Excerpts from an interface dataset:
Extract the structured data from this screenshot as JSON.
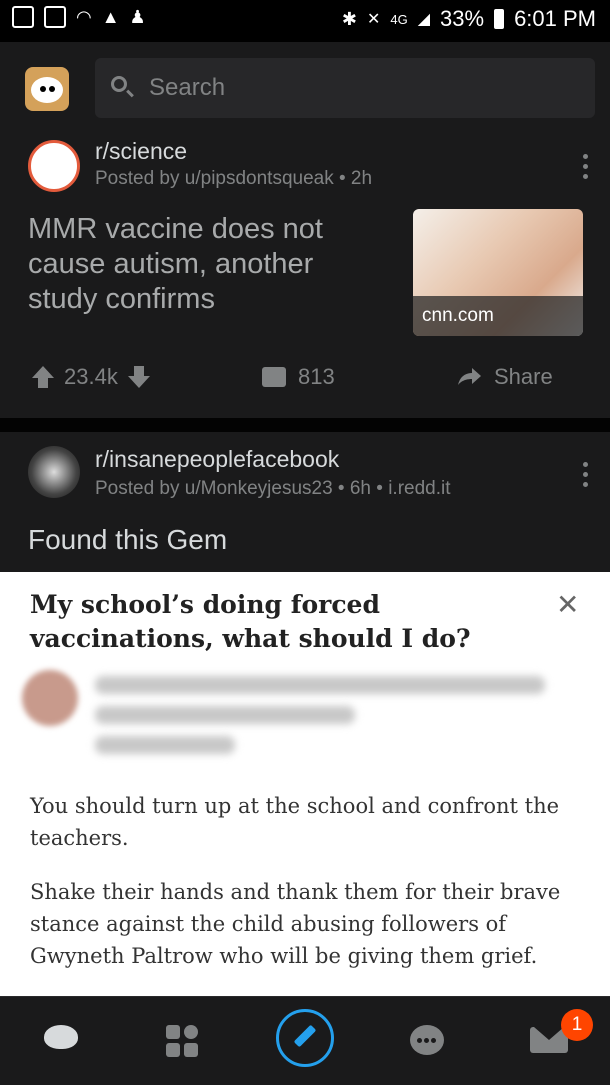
{
  "status_bar": {
    "battery": "33%",
    "time": "6:01 PM",
    "network": "4G"
  },
  "search": {
    "placeholder": "Search"
  },
  "posts": [
    {
      "subreddit": "r/science",
      "meta": "Posted by u/pipsdontsqueak • 2h",
      "title": "MMR vaccine does not cause autism, another study confirms",
      "link_domain": "cnn.com",
      "upvotes": "23.4k",
      "comments": "813",
      "share_label": "Share"
    },
    {
      "subreddit": "r/insanepeoplefacebook",
      "meta": "Posted by u/Monkeyjesus23 • 6h • i.redd.it",
      "title": "Found this Gem"
    }
  ],
  "image_content": {
    "question": "My school’s doing forced vaccinations, what should I do?",
    "answer_p1": "You should turn up at the school and confront the teachers.",
    "answer_p2": "Shake their hands and thank them for their brave stance against the child abusing followers of Gwyneth Paltrow who will be giving them grief."
  },
  "bottom_nav": {
    "inbox_badge": "1",
    "accent": "#24a0ed",
    "badge_color": "#ff4500"
  }
}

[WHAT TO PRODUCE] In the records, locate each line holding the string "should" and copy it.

[EXERCISE OUTPUT]
    "question": "My school’s doing forced vaccinations, what should I do?",
    "answer_p1": "You should turn up at the school and confront the teachers.",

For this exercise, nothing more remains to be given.